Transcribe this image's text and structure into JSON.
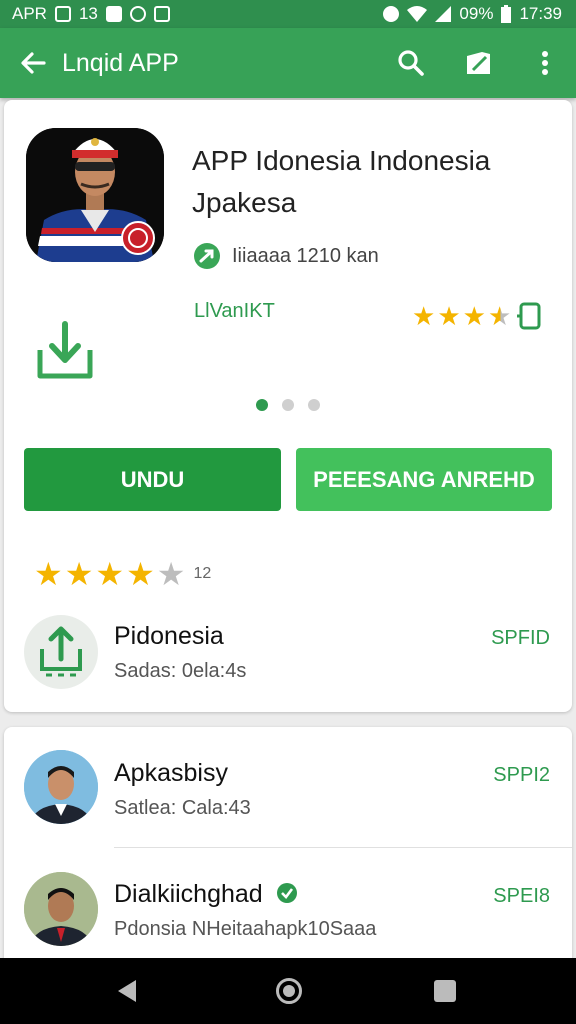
{
  "status_bar": {
    "carrier": "APR",
    "left_text": "13",
    "battery_pct": "09%",
    "time": "17:39"
  },
  "app_bar": {
    "title": "Lnqid APP",
    "icons": [
      "back-arrow-icon",
      "search-icon",
      "edit-icon",
      "more-vert-icon"
    ]
  },
  "app": {
    "title": "APP Idonesia Indonesia Jpakesa",
    "meta": "Iiiaaaa 1210 kan",
    "developer": "LlVanIKT",
    "rating_stars": 3.5
  },
  "pager": {
    "count": 3,
    "active": 0
  },
  "buttons": {
    "install": "UNDU",
    "open": "PEEESANG ANREHD"
  },
  "review": {
    "stars": 4,
    "count": "12"
  },
  "featured_item": {
    "title": "Pidonesia",
    "subtitle": "Sadas: 0ela:4s",
    "tag": "SPFID"
  },
  "list": [
    {
      "title": "Apkasbisy",
      "subtitle": "Satlea: Cala:43",
      "tag": "SPPI2"
    },
    {
      "title": "Dialkiichghad",
      "subtitle": "Pdonsia NHeitaahapk10Saaa",
      "tag": "SPEI8"
    }
  ],
  "colors": {
    "primary": "#37a257",
    "primary_dark": "#2f8f4e",
    "install_button": "#22993f",
    "open_button": "#43c15c",
    "star": "#f4b400"
  }
}
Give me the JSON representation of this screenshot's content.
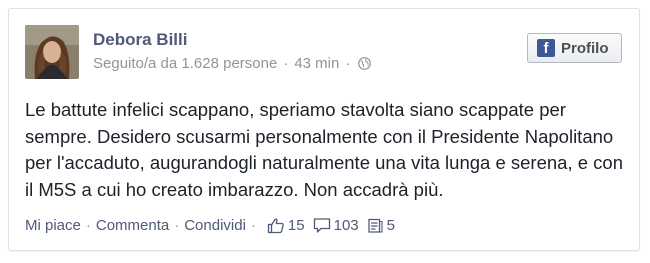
{
  "post": {
    "author": "Debora Billi",
    "followers_text": "Seguito/a da 1.628 persone",
    "time": "43 min",
    "meta_separator": "·",
    "audience_icon": "globe-icon",
    "profile_button_label": "Profilo",
    "text": "Le battute infelici scappano, speriamo stavolta siano scappate per sempre. Desidero scusarmi personalmente con il Presidente Napolitano per l'accaduto, augurandogli naturalmente una vita lunga e serena, e con il M5S a cui ho creato imbarazzo. Non accadrà più.",
    "actions": {
      "like": "Mi piace",
      "comment": "Commenta",
      "share": "Condividi",
      "separator": "·"
    },
    "stats": {
      "likes": "15",
      "comments": "103",
      "shares": "5"
    }
  },
  "colors": {
    "facebook_blue": "#3b5998",
    "link": "#4e5a78",
    "meta": "#90949c",
    "text": "#1d2129"
  }
}
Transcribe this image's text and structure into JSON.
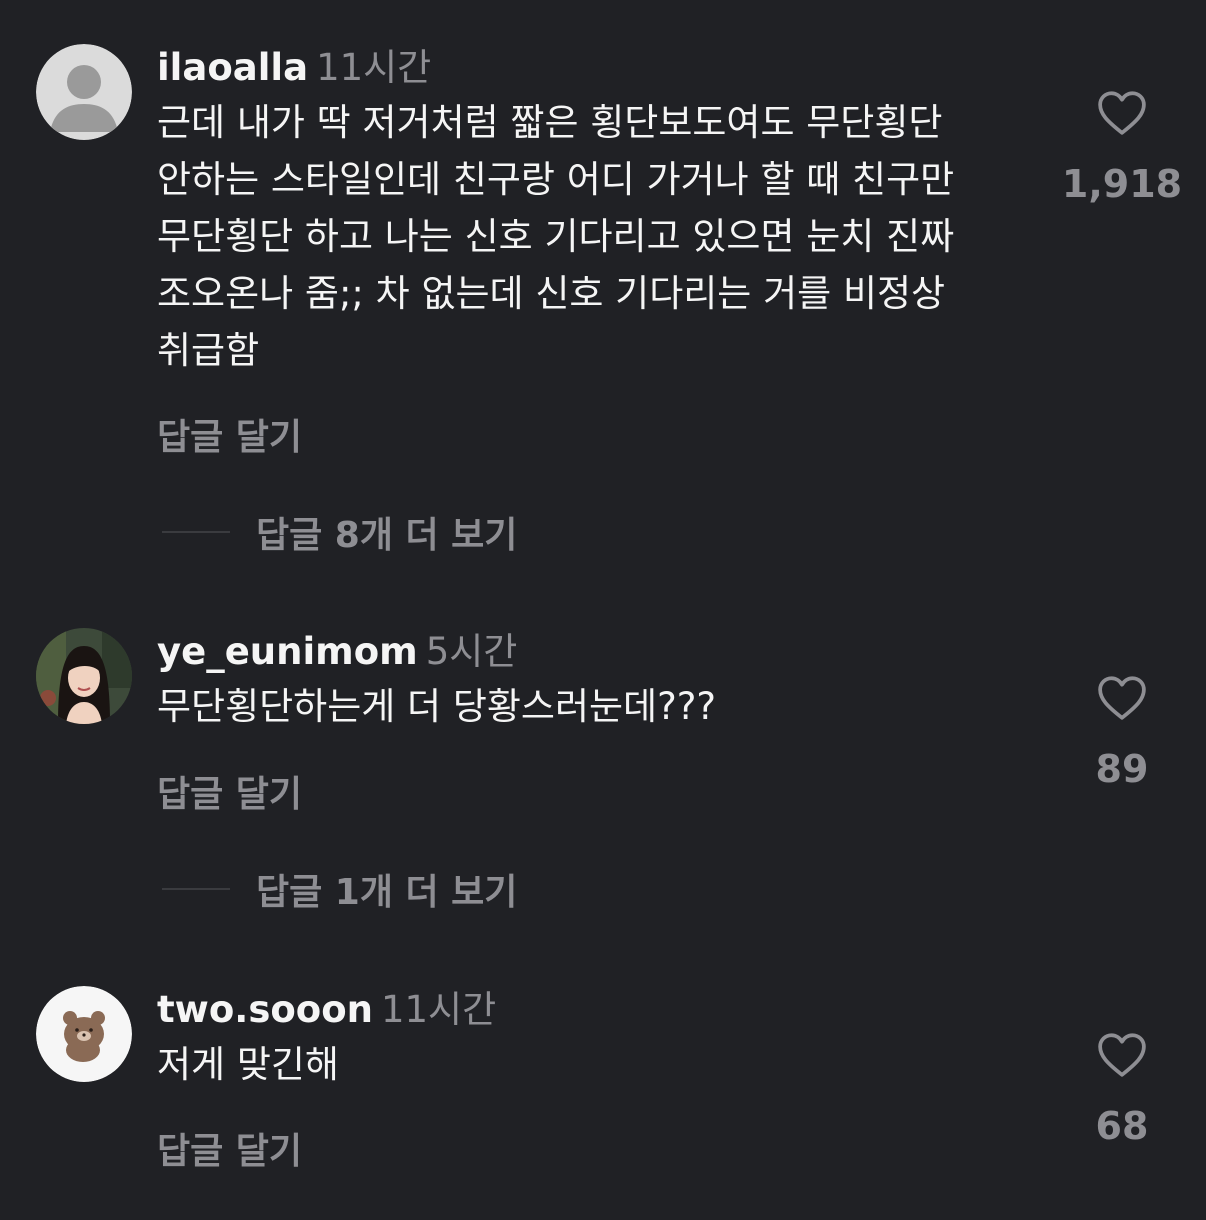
{
  "comments": [
    {
      "username": "ilaoalla",
      "time": "11시간",
      "text": "근데 내가 딱 저거처럼 짧은 횡단보도여도 무단횡단 안하는 스타일인데 친구랑 어디 가거나 할 때 친구만 무단횡단 하고 나는 신호 기다리고 있으면 눈치 진짜 조오온나 줌;; 차 없는데 신호 기다리는 거를 비정상 취급함",
      "reply_label": "답글 달기",
      "more_replies": "답글 8개 더 보기",
      "likes": "1,918",
      "avatar_icon": "default-person-avatar"
    },
    {
      "username": "ye_eunimom",
      "time": "5시간",
      "text": "무단횡단하는게 더 당황스러눈데???",
      "reply_label": "답글 달기",
      "more_replies": "답글 1개 더 보기",
      "likes": "89",
      "avatar_icon": "profile-photo-avatar"
    },
    {
      "username": "two.sooon",
      "time": "11시간",
      "text": "저게 맞긴해",
      "reply_label": "답글 달기",
      "likes": "68",
      "avatar_icon": "bear-character-avatar"
    }
  ],
  "icons": {
    "like": "heart-outline-icon"
  },
  "colors": {
    "background": "#202125",
    "primary_text": "#f5f5f5",
    "secondary_text": "#8e8e93"
  }
}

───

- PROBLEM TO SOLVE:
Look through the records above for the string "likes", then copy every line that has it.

- OUTPUT BELOW:
      "likes": "15",
      "likes": "1,918",
      "likes": "89",
      "likes": "68",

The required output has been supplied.